>>>
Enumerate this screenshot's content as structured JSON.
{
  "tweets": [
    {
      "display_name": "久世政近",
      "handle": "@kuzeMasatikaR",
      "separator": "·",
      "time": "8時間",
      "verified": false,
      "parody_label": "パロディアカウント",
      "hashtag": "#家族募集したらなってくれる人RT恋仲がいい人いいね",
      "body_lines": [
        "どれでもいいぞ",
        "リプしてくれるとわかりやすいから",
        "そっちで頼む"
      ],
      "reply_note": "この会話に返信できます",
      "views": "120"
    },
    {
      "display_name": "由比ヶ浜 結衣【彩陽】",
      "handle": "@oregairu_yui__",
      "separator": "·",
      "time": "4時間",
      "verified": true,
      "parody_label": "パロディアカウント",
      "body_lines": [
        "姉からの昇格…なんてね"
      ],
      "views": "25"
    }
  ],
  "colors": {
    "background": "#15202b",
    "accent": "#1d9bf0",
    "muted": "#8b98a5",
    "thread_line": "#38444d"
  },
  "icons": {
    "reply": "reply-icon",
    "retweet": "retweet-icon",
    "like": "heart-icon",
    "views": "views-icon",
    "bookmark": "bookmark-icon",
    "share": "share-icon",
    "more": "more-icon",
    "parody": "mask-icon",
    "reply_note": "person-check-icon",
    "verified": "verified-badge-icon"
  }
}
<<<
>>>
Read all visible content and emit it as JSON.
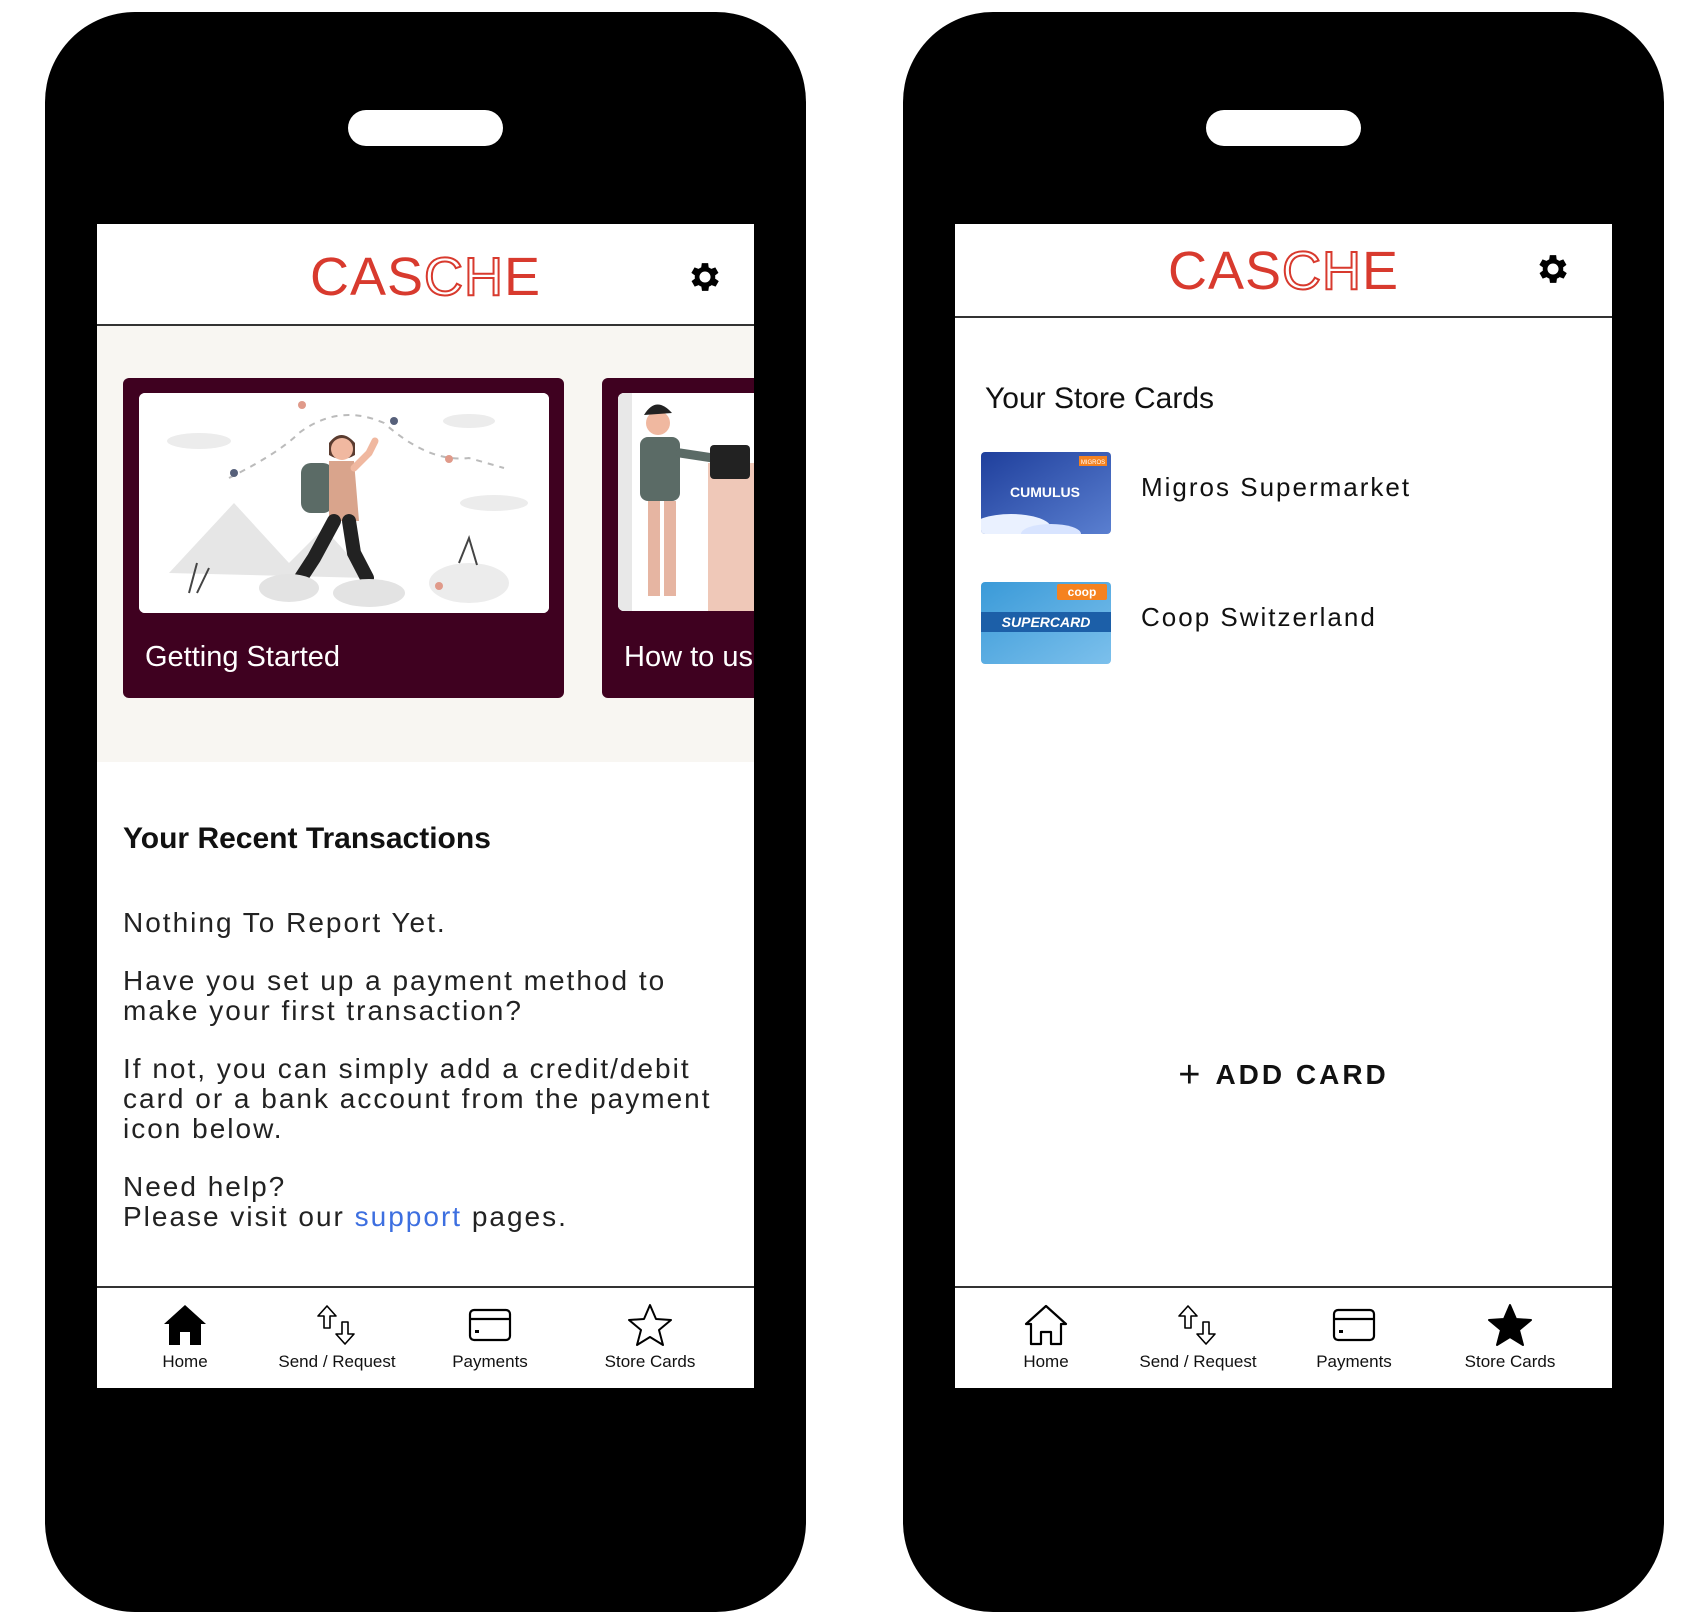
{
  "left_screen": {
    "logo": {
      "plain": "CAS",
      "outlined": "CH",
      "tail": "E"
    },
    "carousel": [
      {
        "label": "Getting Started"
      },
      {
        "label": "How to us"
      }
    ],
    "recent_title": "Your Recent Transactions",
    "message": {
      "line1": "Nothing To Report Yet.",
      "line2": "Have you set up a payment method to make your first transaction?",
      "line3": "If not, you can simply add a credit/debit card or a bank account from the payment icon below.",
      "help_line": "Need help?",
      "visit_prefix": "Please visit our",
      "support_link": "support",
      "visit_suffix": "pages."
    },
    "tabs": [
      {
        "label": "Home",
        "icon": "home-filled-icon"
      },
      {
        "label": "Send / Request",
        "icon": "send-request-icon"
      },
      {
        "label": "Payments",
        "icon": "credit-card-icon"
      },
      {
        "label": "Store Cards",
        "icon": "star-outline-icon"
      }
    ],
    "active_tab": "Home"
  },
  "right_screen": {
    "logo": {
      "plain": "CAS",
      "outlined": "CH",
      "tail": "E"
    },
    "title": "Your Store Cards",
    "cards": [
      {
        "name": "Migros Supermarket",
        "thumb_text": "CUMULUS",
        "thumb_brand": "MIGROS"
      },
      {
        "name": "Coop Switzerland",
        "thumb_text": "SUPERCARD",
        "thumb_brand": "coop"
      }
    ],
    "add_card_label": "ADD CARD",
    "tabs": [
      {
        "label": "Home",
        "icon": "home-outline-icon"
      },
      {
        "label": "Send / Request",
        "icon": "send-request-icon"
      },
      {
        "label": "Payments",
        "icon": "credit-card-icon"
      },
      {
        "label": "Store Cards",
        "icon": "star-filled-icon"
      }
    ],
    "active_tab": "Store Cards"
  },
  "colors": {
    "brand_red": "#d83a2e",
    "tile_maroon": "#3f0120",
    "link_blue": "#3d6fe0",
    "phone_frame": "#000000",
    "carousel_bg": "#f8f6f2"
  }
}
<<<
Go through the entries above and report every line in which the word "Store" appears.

- Your response:
        "label": "Store Cards",
    "title": "Your Store Cards",
        "label": "Store Cards",
    "active_tab": "Store Cards"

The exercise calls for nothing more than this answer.